--- Material provided ---
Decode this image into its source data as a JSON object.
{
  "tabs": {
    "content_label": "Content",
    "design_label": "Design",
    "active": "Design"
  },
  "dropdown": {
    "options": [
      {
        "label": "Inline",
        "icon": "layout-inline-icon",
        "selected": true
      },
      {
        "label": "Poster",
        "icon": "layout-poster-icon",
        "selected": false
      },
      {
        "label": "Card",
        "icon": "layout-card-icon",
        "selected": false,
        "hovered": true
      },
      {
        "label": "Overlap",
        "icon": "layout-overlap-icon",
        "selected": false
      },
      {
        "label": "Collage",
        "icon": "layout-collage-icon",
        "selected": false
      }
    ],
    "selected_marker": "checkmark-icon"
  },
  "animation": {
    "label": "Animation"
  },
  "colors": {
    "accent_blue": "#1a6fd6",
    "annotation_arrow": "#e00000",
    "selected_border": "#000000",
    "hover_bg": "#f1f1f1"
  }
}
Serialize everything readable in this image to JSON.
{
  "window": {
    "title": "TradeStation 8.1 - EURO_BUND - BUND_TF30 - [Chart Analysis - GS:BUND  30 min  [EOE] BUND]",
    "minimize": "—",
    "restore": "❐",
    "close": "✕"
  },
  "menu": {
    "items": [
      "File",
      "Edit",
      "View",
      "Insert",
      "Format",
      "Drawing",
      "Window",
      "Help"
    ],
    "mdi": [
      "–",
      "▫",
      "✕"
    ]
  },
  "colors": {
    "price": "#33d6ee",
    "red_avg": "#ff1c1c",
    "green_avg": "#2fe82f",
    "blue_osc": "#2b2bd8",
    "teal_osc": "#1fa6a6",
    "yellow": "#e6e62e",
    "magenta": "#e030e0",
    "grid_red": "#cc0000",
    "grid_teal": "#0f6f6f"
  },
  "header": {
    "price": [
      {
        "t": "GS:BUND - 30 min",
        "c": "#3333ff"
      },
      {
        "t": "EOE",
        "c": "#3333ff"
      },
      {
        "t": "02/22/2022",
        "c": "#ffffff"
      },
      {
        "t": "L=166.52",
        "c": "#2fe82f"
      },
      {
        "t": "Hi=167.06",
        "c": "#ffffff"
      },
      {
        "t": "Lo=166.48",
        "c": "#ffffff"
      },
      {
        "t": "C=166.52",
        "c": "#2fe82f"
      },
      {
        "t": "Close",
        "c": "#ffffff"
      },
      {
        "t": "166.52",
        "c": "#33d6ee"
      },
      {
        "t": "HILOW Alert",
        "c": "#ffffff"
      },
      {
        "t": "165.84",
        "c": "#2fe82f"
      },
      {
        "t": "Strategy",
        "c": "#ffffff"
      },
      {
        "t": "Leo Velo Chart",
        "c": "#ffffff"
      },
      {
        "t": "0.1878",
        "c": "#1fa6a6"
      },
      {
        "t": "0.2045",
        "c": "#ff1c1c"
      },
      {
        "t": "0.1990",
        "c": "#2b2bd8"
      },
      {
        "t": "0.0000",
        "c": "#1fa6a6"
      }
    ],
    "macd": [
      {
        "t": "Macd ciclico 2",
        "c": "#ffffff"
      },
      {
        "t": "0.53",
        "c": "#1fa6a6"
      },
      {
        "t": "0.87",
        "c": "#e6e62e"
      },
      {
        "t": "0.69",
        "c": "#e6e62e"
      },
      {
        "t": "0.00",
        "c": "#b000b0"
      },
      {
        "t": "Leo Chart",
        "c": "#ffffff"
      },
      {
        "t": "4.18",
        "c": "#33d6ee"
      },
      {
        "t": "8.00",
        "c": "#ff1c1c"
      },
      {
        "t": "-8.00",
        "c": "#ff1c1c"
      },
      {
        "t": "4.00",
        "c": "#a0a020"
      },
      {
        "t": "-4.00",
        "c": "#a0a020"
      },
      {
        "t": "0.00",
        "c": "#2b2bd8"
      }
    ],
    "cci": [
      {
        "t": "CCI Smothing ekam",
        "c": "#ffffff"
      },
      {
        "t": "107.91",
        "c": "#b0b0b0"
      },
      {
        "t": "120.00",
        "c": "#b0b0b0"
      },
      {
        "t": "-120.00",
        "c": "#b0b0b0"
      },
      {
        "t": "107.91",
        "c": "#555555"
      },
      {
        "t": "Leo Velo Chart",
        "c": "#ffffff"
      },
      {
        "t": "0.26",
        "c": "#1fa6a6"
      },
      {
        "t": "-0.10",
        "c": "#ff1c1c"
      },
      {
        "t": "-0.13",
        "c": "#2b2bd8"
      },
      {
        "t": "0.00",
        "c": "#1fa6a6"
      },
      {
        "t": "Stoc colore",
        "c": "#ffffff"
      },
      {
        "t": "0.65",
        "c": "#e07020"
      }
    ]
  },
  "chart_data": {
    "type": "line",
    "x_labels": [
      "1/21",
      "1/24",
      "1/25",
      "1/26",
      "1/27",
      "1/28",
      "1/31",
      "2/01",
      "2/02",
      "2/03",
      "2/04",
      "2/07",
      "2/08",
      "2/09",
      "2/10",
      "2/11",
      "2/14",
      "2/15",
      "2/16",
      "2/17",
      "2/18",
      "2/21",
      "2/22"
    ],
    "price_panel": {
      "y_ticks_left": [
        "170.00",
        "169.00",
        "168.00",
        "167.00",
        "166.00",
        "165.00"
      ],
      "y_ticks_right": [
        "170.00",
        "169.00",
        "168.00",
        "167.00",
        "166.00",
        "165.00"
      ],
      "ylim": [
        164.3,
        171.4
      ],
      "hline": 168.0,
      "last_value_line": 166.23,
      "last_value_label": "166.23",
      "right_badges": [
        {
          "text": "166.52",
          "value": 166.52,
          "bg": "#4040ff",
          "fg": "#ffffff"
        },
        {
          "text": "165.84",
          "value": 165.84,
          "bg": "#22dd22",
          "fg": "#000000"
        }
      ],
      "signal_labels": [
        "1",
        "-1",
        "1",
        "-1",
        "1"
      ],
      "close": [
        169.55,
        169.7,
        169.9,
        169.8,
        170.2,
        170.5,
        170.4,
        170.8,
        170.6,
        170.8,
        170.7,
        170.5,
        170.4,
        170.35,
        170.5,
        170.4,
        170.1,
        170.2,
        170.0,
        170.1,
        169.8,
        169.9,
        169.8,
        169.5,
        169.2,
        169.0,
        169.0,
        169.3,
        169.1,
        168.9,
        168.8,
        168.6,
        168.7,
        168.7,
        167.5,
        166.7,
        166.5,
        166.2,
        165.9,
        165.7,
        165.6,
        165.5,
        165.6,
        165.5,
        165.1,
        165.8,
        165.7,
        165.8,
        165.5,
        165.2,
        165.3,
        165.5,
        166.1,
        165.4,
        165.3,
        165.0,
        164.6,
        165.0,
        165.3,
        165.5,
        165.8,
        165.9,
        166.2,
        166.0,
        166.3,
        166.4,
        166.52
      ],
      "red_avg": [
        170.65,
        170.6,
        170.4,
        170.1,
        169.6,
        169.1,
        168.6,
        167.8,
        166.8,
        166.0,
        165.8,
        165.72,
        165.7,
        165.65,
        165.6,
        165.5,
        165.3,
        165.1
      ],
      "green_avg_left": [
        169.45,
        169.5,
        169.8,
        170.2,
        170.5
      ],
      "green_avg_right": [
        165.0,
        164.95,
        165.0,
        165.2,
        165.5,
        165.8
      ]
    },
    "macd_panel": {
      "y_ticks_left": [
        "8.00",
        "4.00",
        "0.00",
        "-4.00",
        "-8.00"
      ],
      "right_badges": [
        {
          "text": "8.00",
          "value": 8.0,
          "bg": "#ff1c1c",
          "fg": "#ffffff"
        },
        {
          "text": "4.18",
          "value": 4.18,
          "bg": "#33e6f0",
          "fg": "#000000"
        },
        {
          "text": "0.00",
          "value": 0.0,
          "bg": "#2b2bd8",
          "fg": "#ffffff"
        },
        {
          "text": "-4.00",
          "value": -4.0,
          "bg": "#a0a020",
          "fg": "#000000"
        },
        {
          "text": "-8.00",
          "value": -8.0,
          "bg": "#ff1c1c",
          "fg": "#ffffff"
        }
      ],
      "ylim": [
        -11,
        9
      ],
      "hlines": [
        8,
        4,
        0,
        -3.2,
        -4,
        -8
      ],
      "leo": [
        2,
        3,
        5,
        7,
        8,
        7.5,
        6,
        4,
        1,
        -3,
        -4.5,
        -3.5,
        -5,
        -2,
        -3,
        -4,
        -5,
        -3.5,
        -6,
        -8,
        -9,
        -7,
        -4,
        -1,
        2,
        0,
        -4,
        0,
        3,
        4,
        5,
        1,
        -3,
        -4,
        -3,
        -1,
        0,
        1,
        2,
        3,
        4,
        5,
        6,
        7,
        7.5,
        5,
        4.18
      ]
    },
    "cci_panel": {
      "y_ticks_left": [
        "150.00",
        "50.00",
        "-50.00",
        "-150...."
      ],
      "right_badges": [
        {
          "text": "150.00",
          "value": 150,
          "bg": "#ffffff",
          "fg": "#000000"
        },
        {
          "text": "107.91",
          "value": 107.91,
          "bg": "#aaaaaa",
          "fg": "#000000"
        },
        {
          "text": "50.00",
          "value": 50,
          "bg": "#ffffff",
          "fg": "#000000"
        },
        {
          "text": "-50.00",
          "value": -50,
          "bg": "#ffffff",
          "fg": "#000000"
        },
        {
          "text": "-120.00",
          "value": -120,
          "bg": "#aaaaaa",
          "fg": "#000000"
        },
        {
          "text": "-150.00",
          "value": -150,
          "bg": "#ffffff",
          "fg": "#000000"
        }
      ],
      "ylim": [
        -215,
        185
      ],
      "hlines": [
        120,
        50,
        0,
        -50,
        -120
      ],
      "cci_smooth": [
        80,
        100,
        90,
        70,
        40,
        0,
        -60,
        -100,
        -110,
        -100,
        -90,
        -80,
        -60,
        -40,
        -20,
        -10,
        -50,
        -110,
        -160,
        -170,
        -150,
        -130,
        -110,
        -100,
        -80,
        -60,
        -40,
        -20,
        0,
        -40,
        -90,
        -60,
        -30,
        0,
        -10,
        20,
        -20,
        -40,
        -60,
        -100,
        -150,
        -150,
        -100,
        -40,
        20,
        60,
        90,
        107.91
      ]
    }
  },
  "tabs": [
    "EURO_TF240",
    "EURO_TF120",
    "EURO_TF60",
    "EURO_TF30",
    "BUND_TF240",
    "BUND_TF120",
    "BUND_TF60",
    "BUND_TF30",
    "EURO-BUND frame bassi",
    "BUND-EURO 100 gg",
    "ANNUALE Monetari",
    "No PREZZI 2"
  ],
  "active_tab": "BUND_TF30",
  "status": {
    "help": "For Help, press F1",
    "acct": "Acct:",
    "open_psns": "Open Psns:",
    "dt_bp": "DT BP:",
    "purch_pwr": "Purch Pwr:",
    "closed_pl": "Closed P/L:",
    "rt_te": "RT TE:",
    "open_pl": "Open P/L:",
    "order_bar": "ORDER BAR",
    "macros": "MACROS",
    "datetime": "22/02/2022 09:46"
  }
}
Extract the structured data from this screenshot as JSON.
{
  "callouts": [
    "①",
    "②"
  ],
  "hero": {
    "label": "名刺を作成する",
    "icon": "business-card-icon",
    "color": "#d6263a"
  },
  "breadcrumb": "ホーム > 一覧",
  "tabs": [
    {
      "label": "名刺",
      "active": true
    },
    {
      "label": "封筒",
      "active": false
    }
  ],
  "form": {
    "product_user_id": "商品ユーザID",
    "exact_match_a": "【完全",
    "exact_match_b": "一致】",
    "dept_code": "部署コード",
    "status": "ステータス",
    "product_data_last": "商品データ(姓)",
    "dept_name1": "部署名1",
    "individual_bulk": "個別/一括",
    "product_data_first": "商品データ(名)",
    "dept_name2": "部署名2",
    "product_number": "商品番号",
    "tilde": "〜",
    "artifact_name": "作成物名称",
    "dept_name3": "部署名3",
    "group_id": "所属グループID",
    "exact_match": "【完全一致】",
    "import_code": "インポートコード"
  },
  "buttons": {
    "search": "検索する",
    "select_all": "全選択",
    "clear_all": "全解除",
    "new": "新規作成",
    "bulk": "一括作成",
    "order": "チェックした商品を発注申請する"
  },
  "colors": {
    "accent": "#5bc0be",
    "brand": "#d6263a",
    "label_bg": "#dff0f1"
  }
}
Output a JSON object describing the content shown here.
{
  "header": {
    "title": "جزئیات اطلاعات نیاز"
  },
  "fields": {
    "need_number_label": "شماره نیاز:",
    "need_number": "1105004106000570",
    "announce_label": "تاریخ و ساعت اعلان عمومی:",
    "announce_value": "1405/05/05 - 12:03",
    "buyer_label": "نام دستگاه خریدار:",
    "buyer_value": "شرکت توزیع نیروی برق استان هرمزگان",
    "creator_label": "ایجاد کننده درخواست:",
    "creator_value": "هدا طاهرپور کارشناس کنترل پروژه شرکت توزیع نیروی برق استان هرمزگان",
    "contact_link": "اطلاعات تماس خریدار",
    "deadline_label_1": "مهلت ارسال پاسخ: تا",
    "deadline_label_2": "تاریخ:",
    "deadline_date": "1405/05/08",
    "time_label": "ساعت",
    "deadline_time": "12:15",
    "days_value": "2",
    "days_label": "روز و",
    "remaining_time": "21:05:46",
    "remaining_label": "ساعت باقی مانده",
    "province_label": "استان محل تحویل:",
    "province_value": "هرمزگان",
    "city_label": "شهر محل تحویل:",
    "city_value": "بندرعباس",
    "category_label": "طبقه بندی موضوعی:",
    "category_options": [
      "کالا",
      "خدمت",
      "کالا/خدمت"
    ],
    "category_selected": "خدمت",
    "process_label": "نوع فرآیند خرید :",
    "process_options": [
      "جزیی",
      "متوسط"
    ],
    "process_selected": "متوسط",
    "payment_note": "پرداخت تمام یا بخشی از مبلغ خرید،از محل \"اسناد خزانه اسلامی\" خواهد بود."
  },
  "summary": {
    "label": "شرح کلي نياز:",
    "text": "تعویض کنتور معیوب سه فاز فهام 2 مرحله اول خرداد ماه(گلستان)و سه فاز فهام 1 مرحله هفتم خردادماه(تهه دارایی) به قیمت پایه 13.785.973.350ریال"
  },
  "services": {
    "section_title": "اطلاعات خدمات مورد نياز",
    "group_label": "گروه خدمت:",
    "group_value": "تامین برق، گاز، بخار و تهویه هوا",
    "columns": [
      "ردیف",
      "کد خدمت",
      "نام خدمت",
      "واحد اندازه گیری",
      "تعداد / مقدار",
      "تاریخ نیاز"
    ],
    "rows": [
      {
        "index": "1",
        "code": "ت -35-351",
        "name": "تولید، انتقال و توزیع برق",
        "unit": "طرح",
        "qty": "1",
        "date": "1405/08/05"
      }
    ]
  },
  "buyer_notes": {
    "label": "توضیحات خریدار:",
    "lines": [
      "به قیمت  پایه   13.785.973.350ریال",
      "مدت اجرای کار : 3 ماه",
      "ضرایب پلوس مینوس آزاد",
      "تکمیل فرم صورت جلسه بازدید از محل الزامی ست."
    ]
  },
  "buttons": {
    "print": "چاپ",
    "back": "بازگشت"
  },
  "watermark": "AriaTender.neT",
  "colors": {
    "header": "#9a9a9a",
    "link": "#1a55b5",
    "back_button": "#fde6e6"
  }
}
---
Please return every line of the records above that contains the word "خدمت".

- Expected answer -
      "خدمت",
      "کالا/خدمت"
    "category_selected": "خدمت",
    "group_label": "گروه خدمت:",
      "کد خدمت",
      "نام خدمت",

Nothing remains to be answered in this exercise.